--- START ---

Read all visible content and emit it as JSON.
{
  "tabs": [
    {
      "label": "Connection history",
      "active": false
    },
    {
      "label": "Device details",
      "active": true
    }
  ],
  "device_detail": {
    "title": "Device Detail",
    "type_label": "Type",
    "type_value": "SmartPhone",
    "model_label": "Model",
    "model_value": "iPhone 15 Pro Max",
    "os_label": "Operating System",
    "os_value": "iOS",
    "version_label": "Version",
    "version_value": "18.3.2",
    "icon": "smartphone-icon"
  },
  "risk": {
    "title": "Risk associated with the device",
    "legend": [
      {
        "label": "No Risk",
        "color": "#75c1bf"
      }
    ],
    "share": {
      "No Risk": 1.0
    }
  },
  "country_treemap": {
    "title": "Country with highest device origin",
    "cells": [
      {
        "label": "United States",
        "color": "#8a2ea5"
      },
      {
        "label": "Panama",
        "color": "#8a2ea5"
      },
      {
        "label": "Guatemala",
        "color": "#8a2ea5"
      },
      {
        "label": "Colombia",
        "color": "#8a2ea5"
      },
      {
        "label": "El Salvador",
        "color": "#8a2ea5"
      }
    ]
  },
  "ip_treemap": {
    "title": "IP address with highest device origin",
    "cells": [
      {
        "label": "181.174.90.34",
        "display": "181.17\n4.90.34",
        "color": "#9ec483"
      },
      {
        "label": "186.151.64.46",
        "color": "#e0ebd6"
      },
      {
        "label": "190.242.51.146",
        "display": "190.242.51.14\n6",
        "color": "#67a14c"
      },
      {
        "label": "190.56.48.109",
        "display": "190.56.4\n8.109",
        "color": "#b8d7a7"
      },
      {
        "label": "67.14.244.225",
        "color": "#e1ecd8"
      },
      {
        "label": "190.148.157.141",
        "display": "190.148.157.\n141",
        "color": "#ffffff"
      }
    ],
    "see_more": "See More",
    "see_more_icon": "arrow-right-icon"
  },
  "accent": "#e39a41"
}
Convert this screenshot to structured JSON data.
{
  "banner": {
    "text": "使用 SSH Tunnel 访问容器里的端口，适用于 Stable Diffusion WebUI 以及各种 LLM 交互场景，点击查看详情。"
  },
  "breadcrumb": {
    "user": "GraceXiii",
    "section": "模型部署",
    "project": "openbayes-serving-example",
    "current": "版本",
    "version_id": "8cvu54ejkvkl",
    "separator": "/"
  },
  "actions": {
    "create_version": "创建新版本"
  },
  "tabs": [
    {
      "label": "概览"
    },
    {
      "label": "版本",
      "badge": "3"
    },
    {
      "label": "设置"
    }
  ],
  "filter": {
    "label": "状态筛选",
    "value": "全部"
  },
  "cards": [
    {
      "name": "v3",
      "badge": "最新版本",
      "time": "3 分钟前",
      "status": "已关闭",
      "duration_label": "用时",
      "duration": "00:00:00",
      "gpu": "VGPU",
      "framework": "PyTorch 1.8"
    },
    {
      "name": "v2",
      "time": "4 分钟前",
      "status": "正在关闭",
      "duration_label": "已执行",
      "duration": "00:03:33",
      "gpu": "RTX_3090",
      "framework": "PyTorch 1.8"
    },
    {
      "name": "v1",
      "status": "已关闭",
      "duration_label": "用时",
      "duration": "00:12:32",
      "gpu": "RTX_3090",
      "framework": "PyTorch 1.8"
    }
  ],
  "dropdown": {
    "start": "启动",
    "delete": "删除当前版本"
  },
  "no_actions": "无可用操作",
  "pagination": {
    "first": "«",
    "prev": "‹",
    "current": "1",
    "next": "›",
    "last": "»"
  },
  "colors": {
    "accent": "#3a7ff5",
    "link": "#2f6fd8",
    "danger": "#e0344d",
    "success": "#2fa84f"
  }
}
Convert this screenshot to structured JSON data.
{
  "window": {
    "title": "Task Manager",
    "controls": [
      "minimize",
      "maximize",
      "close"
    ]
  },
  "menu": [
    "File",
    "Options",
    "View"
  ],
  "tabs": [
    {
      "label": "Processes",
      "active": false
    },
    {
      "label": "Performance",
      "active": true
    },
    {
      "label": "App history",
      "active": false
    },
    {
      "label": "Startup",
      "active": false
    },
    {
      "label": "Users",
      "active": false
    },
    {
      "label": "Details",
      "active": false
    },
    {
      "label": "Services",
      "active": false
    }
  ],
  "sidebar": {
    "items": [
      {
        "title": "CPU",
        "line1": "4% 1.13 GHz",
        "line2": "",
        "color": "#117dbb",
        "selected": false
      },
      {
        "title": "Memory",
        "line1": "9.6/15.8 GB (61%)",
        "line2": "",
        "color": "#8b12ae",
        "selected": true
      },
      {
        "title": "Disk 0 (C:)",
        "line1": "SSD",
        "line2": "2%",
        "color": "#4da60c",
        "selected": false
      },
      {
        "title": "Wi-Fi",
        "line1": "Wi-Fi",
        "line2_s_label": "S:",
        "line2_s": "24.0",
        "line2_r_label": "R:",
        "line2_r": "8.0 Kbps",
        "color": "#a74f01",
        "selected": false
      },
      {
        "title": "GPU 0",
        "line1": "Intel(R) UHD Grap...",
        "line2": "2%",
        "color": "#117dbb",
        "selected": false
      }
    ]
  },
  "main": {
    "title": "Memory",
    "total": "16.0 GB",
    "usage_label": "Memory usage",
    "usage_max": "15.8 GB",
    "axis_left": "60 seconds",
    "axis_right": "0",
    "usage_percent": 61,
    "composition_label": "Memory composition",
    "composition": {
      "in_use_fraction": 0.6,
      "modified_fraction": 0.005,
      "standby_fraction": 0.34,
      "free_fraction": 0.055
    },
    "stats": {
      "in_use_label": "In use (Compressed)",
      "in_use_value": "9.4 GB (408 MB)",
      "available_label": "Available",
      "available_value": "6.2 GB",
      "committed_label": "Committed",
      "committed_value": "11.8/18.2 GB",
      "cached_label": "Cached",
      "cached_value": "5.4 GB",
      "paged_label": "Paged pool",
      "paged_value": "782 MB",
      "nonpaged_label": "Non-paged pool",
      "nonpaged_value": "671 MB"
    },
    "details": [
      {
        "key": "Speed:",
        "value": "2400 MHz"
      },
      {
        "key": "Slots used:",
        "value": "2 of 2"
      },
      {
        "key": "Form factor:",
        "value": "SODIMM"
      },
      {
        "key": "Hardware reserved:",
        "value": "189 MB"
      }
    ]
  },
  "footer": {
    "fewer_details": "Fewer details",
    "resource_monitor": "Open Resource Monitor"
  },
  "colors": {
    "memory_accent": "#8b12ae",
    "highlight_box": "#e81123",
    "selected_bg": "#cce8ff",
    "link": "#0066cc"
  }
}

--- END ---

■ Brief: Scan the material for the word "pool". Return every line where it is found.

■ Answer to this task:
      "paged_label": "Paged pool",
      "nonpaged_label": "Non-paged pool",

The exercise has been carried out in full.